** Exercise prompt **
What lines of the data include the string "this"? Copy them all.

Top of Input

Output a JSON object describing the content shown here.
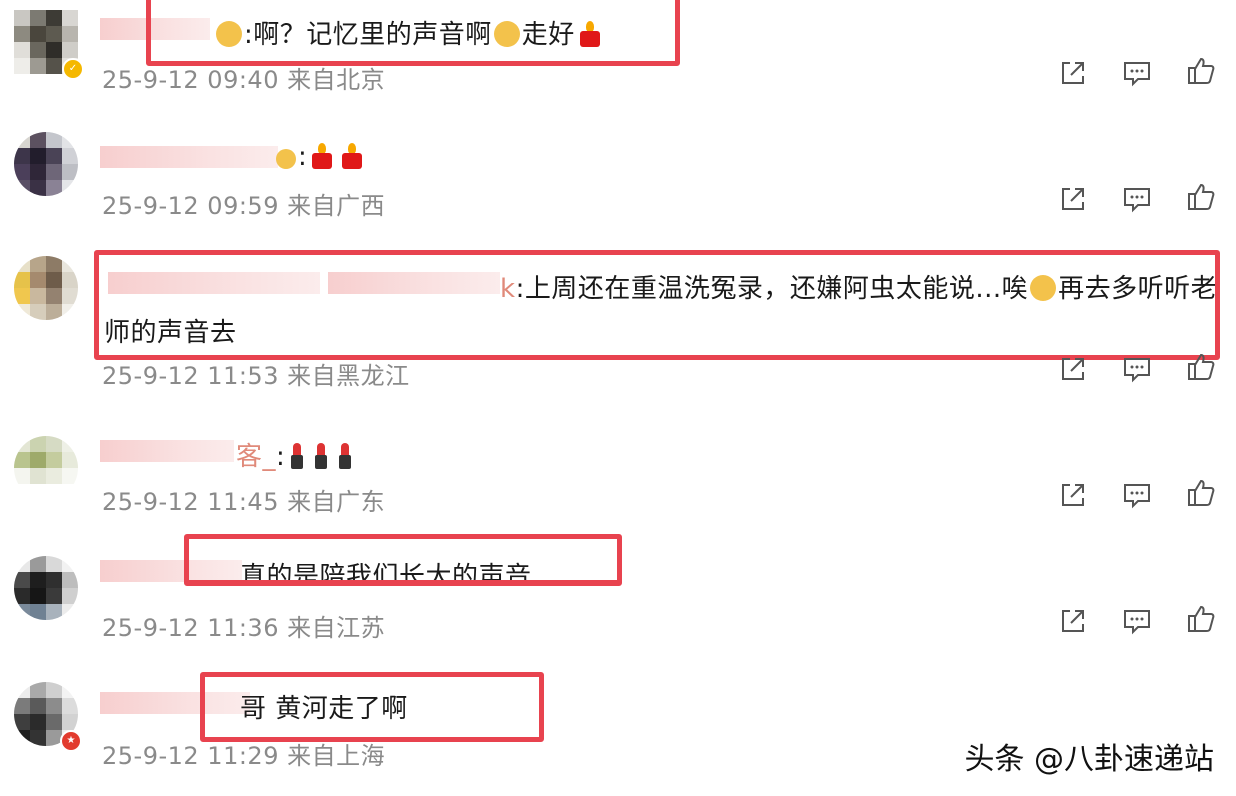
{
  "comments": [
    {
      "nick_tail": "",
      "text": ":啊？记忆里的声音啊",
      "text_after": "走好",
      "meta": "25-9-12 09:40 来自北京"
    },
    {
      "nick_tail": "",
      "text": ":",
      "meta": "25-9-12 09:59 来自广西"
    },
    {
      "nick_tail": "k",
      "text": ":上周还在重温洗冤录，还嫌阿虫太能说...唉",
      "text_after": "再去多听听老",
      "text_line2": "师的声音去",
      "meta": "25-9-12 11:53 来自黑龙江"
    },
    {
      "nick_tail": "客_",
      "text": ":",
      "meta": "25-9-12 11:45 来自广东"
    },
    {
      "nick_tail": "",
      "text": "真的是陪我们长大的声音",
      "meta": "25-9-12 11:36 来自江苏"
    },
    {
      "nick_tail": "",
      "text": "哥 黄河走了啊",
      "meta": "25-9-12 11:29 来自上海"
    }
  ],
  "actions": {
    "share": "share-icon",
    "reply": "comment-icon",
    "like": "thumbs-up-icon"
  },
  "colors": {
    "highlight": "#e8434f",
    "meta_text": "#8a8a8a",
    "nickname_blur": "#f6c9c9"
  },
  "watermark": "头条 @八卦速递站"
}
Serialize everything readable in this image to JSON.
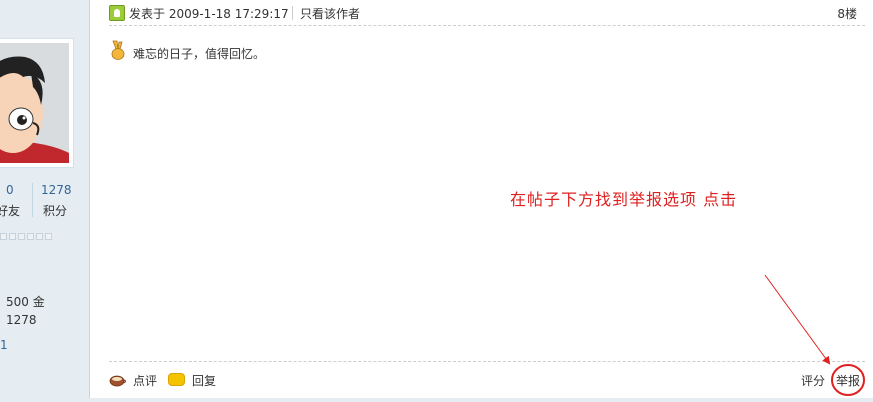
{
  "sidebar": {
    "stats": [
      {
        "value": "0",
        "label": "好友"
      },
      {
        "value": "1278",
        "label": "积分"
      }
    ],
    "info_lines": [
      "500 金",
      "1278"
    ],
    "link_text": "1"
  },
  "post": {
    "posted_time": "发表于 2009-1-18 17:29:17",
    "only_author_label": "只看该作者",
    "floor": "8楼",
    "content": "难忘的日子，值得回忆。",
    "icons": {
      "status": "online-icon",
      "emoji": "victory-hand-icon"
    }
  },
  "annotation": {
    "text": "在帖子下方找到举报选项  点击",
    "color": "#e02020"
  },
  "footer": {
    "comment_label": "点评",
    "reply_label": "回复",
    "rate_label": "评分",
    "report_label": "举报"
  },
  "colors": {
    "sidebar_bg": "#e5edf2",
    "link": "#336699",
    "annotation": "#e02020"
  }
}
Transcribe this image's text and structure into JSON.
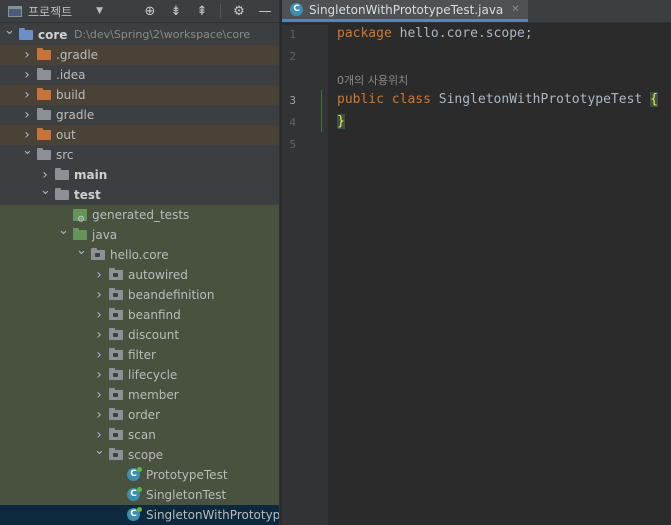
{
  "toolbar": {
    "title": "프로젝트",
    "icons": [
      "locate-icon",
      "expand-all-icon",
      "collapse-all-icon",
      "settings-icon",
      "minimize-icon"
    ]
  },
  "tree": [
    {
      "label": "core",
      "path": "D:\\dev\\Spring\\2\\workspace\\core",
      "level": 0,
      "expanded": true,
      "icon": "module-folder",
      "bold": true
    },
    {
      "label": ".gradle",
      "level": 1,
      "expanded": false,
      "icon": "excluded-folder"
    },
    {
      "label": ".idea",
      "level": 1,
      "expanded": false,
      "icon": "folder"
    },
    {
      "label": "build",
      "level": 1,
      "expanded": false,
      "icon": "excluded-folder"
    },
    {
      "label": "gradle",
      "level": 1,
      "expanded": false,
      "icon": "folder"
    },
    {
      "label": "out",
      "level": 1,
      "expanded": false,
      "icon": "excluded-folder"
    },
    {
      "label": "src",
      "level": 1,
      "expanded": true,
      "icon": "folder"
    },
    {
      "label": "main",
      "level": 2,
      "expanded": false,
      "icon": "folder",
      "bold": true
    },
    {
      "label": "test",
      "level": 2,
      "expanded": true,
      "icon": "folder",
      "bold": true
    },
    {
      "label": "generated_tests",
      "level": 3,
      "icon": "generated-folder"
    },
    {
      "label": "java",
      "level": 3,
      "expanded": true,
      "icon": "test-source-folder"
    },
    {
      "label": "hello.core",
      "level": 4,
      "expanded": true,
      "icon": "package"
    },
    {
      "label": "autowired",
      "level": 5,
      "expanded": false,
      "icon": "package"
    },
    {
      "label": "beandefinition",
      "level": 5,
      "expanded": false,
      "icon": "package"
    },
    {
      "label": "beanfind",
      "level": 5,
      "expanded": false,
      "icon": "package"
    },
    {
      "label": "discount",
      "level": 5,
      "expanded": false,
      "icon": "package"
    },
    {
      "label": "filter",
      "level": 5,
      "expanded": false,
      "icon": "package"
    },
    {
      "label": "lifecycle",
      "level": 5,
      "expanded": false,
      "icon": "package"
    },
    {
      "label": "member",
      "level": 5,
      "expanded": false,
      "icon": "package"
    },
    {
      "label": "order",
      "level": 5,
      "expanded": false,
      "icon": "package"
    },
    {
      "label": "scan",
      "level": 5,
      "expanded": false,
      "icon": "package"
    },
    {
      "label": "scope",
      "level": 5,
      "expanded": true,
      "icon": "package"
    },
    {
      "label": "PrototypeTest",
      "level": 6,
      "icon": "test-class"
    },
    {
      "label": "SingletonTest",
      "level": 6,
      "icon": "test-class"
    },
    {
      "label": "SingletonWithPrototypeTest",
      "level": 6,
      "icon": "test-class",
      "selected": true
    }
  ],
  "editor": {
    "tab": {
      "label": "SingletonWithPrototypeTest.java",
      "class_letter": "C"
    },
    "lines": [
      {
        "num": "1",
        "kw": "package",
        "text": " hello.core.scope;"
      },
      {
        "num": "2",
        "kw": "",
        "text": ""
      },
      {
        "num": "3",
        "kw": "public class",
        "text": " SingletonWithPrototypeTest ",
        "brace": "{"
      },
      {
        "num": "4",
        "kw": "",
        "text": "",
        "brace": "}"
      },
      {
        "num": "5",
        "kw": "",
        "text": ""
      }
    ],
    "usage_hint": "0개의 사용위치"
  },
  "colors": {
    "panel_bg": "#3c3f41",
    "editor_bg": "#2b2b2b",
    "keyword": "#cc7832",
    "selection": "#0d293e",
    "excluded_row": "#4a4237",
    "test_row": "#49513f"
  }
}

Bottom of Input
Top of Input

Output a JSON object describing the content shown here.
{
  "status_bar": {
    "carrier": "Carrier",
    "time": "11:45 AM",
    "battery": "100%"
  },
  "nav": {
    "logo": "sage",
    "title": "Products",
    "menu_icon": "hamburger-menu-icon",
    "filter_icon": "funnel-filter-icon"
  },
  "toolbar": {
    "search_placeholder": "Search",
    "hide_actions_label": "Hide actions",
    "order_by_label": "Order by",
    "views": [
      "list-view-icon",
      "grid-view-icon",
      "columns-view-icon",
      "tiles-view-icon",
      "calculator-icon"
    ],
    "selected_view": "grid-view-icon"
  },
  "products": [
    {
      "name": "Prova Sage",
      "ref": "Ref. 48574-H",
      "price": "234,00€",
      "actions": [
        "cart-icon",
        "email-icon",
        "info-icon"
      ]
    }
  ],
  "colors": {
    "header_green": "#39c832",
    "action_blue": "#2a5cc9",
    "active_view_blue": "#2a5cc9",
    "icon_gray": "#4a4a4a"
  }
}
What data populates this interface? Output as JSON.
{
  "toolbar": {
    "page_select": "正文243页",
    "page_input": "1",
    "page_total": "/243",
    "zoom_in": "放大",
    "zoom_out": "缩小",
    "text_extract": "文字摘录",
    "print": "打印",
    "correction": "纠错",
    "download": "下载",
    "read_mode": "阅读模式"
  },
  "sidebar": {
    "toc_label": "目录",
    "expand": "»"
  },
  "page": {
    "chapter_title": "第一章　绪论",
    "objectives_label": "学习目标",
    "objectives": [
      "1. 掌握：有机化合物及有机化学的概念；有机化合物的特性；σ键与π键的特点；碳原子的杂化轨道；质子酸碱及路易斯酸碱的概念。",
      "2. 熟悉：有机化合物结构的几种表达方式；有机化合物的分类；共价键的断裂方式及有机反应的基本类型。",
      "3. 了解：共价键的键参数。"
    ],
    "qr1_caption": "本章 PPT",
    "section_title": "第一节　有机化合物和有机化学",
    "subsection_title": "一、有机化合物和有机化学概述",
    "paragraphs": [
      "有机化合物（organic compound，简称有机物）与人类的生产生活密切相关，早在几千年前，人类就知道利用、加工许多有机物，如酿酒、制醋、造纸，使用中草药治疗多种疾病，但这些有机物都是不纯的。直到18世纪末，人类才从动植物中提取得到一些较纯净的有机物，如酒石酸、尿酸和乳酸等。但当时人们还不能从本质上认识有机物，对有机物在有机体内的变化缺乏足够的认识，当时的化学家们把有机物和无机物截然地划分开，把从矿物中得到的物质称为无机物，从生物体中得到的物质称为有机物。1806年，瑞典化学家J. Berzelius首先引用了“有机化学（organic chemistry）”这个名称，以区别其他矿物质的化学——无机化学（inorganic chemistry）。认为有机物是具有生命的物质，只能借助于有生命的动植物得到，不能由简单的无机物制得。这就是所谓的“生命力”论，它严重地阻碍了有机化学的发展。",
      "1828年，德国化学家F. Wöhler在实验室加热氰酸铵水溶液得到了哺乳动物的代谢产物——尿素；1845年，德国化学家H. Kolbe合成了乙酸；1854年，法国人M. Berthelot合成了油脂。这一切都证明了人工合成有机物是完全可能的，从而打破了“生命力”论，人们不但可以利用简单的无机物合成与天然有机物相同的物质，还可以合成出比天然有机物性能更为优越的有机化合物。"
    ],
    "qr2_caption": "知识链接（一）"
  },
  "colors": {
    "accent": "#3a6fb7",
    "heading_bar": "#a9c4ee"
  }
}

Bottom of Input
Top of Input

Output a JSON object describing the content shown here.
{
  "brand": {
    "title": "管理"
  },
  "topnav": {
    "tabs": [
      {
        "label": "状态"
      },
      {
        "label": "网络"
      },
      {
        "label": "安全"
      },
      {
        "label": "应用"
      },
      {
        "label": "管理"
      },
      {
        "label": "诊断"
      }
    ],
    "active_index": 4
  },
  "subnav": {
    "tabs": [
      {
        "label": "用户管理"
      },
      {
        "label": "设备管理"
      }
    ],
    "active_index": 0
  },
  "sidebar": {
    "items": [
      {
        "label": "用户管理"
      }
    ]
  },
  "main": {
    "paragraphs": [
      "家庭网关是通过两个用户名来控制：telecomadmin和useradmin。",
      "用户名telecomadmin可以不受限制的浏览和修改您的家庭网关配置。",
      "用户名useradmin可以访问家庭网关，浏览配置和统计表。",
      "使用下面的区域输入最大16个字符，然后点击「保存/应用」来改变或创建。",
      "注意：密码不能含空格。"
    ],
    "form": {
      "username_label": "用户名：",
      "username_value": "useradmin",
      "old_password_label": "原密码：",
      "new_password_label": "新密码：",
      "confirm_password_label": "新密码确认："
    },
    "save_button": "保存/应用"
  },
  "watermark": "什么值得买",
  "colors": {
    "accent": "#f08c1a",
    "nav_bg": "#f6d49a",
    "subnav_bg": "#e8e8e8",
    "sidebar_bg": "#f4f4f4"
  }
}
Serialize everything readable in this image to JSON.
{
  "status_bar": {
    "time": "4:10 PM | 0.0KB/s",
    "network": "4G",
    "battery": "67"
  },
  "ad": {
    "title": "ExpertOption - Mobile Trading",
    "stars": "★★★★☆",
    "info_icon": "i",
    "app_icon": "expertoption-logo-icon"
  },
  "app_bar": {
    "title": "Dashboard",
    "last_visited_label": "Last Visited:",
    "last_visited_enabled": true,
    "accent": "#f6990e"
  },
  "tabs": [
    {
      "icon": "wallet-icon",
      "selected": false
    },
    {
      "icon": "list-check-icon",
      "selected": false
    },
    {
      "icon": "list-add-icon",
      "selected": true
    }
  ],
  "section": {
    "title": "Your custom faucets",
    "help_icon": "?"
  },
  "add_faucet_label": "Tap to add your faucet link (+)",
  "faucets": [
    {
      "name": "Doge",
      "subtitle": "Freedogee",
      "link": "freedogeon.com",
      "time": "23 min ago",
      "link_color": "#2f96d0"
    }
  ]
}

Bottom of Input

** Written solution **
Serialize everything readable in this image to JSON.
Transcribe this image's text and structure into JSON.
What data populates this interface? Output as JSON.
Serialize everything readable in this image to JSON.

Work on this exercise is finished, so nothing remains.